This past weekend was spent by myself, the bf and 9 work colleagues in a boggy field in the middle of a moor and was much more fun than that actually sounds. After an epic 8 hr journey we realised, in typical comedic fashion, that we were lost. On the moors. At night. With no phone signal. Our only choice was to ask for directions in the local pub (thankfully not too reminiscent of the Slaughtered Lamb). Managing to extricate myself from an over-enthusiastic local guide and smiling sweetly at tedious local warnings to watch out for ‘the Hound‘, we finally set off on the final furlong. As we passed a sign saying ‘Sheep Lying in the Road’ I, in my by this time almost hysterically tired state, laughingly shook my head at this bizarre instruction, but all soon became clear. Passing over the cattle grid, in the pitch black that is evening on the moor, we were suddenly thrust into a surreal safari scenario; sheep featured heavily (lying in the road, funnily enough), horses rambled around unperturbed and my personal favourite moment, when a large, horned, angry looking bull seemingly challenged us to a territorial duel.
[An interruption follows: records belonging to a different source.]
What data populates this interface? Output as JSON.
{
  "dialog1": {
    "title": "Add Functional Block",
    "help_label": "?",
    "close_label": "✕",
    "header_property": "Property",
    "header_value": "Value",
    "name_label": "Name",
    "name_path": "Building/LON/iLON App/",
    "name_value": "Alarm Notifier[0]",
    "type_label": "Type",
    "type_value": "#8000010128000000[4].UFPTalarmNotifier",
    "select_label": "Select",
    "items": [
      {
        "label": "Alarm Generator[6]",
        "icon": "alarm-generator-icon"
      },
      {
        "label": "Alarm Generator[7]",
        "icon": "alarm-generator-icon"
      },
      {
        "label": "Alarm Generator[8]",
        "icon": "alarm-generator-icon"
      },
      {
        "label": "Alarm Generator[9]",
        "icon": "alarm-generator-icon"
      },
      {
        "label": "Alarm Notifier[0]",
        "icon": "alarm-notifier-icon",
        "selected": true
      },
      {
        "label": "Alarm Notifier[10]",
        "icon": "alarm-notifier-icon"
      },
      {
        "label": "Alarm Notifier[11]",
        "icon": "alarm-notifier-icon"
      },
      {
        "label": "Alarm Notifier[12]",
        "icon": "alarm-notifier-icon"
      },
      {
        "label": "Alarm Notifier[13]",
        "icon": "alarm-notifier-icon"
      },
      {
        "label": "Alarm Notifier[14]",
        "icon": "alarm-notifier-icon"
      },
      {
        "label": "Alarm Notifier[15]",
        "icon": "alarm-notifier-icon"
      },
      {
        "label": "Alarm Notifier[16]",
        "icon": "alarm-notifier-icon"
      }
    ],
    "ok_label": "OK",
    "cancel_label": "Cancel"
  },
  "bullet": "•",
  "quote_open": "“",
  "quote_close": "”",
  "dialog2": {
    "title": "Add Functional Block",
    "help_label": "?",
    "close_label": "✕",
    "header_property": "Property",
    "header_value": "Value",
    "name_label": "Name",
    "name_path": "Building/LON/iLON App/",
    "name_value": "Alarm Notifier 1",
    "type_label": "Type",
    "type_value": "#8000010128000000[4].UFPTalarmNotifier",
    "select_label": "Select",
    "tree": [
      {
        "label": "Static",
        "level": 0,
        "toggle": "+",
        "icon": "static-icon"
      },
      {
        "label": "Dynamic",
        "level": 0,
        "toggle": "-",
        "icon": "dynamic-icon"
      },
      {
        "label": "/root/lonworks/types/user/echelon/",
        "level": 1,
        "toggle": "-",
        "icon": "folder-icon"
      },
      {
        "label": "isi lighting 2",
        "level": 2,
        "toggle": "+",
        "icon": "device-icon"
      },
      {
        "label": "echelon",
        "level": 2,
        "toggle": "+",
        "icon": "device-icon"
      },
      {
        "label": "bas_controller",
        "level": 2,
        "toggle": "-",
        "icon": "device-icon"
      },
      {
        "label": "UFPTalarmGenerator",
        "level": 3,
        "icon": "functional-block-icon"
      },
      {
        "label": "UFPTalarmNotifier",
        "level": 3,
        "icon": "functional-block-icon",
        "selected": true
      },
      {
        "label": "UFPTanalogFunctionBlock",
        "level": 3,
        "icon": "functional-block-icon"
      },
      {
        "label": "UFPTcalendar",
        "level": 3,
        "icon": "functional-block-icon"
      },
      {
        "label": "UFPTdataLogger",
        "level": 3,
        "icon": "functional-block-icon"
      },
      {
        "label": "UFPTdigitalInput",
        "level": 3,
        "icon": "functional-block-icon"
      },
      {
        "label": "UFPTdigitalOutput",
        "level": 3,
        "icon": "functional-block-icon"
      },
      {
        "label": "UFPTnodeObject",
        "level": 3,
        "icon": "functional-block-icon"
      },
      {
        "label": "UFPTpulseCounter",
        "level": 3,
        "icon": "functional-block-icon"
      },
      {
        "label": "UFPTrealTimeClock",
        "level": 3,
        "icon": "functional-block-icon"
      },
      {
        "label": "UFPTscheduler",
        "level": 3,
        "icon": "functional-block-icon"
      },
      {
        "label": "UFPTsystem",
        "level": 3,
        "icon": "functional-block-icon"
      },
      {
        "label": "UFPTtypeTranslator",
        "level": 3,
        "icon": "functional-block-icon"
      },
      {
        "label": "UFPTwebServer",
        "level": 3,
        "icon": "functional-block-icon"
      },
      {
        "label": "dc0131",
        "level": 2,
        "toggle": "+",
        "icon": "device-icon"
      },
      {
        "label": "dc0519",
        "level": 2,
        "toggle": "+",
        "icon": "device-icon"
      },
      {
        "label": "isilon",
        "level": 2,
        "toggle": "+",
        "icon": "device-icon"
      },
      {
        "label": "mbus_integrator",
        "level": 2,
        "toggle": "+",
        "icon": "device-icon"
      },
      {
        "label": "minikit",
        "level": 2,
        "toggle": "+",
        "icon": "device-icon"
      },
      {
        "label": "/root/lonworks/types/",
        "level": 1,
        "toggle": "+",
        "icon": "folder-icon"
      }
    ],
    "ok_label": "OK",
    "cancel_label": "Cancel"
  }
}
Somehow getting through this obstacle course we arrived and began to set up camp. Unluckily for us (which seemed to be the way it was going) my car battery promptly died and we discovered the campsite was akin to a marsh/bog. Cue much expletive muttering, squelching, lost shoes, louder expletives etc. until finally, having beaten all the odds, we were set up. At which point we sat down and got quite drunk.

Next day we took our planned trip to Castle Drogo. As we passed through the previous night’s safari plains in the daylight, we realised that the moor is extremely beautiful. Batches of heather and long stone walls pierce the barren landscape, absorbing you as you gaze at it; the power of mother nature hypnotising you back into her arms. Castle Drogo itself is a strange but enticing piece of architecture. I began the tour unimpressed at the self-indulgence of the building and its client. Drogo is the last castle to be built in England, in 1911 for Julian Drewe, a stinking rich businessman with delusions of grandeur. His saving grace was in hiring Edwin Lutyens, a well respected architect known for high profile projects in India and the Cenotaph in Whitehall, amongst many others. The detail in the building is sometimes stunning and often understated but never, unlike it’s commissioner, gawdy. A very modern castle is in itself an unusual thing to behold and in turn provokes contrasting associations; modern exposed surfaces, sprawling Tudor magnificence, 21st century minimalism, medieval defences (it even had a portcullis! Overkill indeed). Precedent chronology darting back and forth until you don’t quite know what you think or what it’s all about, but it’s got some very pretty details and particularly eye-catching grounds so it wins out overall.

The return journey to London was luckily not as harrowing as that on Friday but still lengthy as we took the scenic route and detoured to Salisbury. Having never visited the city before I am glad I did and would recommend it for those who like olde-worlde pubs (come on, who doesn’t?) and cathedrals. Sadly I didn’t have enough time to discover what else Salisbury may have on offer but did manage to grab a few snaps before we headed off home. Here are a few from over the weekend.

NB: A blog post may not be forthcoming next week as I’m away camping (again), at Green Man Festival this time, but if I get time/battery/signal I will definitely keep you up to date.